- [Recorded data]
####

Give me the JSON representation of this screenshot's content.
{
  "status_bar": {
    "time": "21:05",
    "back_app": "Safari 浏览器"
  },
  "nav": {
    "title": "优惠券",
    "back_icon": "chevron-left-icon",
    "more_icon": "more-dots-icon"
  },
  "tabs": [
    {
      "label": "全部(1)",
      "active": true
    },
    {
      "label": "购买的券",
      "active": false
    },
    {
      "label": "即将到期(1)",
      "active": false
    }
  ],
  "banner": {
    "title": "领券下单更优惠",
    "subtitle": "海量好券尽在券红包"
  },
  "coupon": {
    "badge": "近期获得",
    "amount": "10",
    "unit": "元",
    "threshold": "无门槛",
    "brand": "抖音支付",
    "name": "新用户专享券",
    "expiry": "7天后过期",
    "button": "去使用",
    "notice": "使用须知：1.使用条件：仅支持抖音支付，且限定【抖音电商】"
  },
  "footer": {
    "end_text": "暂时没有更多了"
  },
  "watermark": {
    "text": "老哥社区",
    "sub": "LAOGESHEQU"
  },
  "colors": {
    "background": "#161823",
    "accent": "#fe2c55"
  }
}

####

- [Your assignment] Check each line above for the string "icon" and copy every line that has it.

- [Result of this task]
    "back_icon": "chevron-left-icon",
    "more_icon": "more-dots-icon"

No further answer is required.